_Brief:_ Set down every line below, word for word.

+++

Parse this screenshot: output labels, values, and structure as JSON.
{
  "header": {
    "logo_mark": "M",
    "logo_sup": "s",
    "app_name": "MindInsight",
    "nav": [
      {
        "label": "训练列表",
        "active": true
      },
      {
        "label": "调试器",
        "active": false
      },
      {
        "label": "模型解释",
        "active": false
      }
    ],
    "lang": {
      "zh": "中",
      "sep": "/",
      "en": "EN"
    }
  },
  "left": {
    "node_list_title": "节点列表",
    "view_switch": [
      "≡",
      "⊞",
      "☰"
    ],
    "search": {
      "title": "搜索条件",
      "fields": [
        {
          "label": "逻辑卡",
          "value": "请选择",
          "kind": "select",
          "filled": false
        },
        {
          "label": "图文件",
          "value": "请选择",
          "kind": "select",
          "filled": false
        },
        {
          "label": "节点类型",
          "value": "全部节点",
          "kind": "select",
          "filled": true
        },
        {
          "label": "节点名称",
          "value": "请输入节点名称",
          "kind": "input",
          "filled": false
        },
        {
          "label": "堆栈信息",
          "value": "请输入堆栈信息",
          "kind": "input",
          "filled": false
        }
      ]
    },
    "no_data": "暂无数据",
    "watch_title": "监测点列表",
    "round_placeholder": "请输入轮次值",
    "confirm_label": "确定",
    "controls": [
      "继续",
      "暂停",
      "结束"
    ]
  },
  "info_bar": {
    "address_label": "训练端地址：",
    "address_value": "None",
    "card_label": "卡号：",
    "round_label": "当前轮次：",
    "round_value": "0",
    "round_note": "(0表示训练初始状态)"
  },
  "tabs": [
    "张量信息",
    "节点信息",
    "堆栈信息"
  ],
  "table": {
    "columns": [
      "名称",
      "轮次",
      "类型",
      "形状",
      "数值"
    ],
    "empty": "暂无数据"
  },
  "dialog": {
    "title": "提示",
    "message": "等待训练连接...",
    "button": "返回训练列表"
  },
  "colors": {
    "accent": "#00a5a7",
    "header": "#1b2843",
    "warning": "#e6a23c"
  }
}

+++

_Solution to this exercise:_
Parse this screenshot: output labels, values, and structure as JSON.
{
  "header": {
    "logo_mark": "M",
    "logo_sup": "s",
    "app_name": "MindInsight",
    "nav": [
      {
        "label": "训练列表",
        "active": true
      },
      {
        "label": "调试器",
        "active": false
      },
      {
        "label": "模型解释",
        "active": false
      }
    ],
    "lang": {
      "zh": "中",
      "sep": "/",
      "en": "EN"
    }
  },
  "left": {
    "node_list_title": "节点列表",
    "view_switch": [
      "≡",
      "⊞",
      "☰"
    ],
    "search": {
      "title": "搜索条件",
      "fields": [
        {
          "label": "逻辑卡",
          "value": "请选择",
          "kind": "select",
          "filled": false
        },
        {
          "label": "图文件",
          "value": "请选择",
          "kind": "select",
          "filled": false
        },
        {
          "label": "节点类型",
          "value": "全部节点",
          "kind": "select",
          "filled": true
        },
        {
          "label": "节点名称",
          "value": "请输入节点名称",
          "kind": "input",
          "filled": false
        },
        {
          "label": "堆栈信息",
          "value": "请输入堆栈信息",
          "kind": "input",
          "filled": false
        }
      ]
    },
    "no_data": "暂无数据",
    "watch_title": "监测点列表",
    "round_placeholder": "请输入轮次值",
    "confirm_label": "确定",
    "controls": [
      "继续",
      "暂停",
      "结束"
    ]
  },
  "info_bar": {
    "address_label": "训练端地址：",
    "address_value": "None",
    "card_label": "卡号：",
    "round_label": "当前轮次：",
    "round_value": "0",
    "round_note": "(0表示训练初始状态)"
  },
  "tabs": [
    "张量信息",
    "节点信息",
    "堆栈信息"
  ],
  "table": {
    "columns": [
      "名称",
      "轮次",
      "类型",
      "形状",
      "数值"
    ],
    "empty": "暂无数据"
  },
  "dialog": {
    "title": "提示",
    "message": "等待训练连接...",
    "button": "返回训练列表"
  },
  "colors": {
    "accent": "#00a5a7",
    "header": "#1b2843",
    "warning": "#e6a23c"
  }
}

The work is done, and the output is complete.